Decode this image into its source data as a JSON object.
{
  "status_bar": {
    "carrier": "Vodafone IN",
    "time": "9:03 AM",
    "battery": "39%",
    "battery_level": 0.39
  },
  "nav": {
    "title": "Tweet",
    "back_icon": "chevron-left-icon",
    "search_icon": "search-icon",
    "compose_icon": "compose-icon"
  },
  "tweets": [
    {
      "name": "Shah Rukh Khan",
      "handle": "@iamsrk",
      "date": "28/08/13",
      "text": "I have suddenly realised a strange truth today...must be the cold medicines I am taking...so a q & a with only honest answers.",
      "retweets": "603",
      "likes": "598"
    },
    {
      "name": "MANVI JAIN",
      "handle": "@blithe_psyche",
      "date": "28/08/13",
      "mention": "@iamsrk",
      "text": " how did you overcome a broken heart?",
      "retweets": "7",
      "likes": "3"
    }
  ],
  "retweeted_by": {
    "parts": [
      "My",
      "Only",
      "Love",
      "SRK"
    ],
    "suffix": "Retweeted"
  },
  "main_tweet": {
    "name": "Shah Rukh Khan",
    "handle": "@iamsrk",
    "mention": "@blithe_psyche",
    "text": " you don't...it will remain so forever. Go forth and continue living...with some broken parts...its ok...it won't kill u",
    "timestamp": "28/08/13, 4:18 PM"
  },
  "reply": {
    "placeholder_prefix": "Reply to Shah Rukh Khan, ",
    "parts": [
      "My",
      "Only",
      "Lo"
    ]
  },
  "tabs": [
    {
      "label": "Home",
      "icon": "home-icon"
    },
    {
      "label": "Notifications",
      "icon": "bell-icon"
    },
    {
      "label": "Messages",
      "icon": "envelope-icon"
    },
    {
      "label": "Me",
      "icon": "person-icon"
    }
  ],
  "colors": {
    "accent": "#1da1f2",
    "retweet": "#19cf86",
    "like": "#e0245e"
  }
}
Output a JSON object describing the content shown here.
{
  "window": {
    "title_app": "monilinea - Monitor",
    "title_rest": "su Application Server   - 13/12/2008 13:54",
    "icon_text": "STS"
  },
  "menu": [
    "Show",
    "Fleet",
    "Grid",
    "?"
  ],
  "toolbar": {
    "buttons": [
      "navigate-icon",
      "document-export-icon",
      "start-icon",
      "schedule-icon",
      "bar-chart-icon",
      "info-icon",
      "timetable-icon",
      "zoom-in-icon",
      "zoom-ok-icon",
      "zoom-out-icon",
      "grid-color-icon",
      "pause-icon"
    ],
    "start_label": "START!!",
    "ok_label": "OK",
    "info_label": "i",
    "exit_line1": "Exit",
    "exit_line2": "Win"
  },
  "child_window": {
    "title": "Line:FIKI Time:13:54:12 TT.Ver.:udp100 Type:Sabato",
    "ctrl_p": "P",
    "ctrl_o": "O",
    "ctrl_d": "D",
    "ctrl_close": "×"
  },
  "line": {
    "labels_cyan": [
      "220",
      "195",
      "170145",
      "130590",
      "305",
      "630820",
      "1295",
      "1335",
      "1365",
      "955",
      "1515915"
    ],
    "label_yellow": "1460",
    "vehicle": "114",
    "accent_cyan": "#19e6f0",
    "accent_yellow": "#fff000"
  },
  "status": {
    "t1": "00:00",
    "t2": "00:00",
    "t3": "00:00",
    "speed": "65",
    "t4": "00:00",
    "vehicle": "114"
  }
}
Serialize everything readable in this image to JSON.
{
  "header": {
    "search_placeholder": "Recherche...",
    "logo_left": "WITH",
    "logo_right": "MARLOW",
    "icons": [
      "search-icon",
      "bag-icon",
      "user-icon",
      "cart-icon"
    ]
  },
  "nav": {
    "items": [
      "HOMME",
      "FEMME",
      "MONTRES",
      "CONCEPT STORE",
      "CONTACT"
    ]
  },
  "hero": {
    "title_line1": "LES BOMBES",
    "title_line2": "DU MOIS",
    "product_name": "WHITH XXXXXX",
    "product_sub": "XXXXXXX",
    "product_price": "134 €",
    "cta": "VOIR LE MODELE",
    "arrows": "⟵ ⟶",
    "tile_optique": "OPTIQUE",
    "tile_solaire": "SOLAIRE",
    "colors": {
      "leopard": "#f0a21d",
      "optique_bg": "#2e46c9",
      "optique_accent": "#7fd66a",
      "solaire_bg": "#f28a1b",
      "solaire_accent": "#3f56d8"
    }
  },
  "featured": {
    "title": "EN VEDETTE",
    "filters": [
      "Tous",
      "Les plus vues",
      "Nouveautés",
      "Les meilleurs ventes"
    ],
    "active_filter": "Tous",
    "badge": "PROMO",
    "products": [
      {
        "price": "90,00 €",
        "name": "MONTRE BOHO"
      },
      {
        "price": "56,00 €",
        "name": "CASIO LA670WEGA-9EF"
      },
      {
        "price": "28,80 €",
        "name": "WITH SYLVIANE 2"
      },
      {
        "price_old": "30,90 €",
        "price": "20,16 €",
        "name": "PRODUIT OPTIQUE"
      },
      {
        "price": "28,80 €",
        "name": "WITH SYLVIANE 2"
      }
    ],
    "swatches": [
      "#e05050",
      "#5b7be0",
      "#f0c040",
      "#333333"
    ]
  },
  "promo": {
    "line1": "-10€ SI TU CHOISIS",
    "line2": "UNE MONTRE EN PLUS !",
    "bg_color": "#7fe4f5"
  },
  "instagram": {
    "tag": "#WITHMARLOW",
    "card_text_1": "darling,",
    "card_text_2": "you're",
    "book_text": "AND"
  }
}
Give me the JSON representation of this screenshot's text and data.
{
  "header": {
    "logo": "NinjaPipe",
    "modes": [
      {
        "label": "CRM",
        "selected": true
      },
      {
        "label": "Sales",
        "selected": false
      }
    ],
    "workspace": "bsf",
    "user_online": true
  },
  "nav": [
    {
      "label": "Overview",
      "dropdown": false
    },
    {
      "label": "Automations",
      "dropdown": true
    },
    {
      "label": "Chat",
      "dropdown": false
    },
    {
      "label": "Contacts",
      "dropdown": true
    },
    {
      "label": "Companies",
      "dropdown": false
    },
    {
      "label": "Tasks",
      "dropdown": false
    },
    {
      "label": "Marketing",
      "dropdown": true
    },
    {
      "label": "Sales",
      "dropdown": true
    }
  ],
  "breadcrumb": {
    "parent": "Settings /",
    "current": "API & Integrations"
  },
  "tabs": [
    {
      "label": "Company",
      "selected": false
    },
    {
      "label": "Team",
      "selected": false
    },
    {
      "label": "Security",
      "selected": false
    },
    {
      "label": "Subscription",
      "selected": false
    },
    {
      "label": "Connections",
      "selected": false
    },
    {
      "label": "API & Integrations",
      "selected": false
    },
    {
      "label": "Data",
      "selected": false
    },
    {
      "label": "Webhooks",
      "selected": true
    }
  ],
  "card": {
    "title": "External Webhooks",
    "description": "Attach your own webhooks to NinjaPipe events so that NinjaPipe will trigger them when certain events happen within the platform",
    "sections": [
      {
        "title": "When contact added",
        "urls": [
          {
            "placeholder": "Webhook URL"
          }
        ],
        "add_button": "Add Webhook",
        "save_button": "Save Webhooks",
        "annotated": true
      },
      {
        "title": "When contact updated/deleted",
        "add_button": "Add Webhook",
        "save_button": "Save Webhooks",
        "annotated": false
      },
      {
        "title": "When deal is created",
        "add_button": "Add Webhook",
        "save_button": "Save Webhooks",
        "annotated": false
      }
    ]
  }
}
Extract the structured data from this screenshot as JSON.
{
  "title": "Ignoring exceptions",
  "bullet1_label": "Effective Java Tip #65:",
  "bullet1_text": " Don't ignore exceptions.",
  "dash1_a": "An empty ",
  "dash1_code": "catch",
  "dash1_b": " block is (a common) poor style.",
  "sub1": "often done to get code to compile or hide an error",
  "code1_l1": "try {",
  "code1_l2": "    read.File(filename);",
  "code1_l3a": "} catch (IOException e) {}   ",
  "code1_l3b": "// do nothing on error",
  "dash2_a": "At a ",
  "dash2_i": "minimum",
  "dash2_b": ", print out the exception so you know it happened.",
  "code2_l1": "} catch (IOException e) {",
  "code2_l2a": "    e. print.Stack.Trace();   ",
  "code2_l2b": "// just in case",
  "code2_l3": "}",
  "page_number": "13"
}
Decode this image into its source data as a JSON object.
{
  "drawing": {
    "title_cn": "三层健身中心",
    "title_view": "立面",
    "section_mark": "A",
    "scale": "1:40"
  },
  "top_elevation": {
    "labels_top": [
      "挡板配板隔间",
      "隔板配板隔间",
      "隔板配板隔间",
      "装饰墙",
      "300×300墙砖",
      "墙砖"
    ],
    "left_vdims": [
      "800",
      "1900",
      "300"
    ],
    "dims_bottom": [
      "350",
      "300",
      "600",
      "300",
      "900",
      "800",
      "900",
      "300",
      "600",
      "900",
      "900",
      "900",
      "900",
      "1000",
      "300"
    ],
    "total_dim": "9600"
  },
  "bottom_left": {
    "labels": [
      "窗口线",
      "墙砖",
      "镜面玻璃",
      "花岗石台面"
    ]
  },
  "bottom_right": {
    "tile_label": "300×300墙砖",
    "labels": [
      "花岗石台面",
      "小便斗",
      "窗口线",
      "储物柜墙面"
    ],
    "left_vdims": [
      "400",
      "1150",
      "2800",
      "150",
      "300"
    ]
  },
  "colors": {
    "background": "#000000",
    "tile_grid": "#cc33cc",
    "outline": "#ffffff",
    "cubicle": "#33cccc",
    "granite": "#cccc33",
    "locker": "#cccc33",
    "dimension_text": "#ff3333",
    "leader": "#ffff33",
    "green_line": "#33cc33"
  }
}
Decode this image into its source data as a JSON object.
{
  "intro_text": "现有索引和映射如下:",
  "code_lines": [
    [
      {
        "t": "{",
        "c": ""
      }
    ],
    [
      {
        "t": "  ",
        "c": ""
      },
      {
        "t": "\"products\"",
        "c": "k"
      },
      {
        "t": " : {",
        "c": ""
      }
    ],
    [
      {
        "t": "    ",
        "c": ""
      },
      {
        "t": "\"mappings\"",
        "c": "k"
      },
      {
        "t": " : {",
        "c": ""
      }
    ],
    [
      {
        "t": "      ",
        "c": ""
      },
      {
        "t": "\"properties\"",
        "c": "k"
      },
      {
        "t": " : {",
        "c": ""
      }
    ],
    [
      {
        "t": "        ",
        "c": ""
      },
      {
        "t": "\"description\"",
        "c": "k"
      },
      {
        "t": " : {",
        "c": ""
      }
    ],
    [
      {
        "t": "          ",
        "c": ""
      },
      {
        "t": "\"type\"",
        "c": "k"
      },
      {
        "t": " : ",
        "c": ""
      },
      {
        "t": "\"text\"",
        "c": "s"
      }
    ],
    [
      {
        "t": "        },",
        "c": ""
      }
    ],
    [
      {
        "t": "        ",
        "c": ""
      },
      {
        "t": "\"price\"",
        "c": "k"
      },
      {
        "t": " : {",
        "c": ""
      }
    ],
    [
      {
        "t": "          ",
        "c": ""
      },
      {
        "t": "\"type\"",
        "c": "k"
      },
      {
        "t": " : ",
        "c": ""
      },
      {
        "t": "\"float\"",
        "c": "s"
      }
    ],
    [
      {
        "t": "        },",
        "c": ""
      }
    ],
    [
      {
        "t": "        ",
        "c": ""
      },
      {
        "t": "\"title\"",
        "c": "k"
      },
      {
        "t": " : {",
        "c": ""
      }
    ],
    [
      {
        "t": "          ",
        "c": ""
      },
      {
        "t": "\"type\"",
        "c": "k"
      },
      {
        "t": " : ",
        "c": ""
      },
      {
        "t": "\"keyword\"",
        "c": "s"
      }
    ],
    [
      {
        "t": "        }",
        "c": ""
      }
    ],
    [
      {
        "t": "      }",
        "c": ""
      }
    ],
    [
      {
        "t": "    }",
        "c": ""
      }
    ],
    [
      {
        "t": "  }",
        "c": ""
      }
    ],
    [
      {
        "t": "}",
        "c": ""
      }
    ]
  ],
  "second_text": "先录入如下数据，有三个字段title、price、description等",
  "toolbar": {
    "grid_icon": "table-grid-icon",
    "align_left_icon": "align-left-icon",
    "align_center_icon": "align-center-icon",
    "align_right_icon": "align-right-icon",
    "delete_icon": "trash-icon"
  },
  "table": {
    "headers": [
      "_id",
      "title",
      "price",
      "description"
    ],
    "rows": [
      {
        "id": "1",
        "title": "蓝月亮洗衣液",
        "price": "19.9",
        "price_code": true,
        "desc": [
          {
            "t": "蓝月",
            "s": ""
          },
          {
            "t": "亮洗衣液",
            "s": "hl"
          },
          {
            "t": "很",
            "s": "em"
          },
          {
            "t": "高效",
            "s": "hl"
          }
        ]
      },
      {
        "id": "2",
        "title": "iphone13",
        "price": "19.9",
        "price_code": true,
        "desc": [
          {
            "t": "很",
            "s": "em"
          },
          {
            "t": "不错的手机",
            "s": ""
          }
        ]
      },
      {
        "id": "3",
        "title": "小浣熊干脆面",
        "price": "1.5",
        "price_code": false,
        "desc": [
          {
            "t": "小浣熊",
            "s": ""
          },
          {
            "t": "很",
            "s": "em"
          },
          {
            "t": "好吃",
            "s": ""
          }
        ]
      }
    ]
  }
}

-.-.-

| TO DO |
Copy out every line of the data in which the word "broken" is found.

| FINAL ANSWER |
      "text": " how did you overcome a broken heart?",
    "text": " you don't...it will remain so forever. Go forth and continue living...with some broken parts...its ok...it won't kill u",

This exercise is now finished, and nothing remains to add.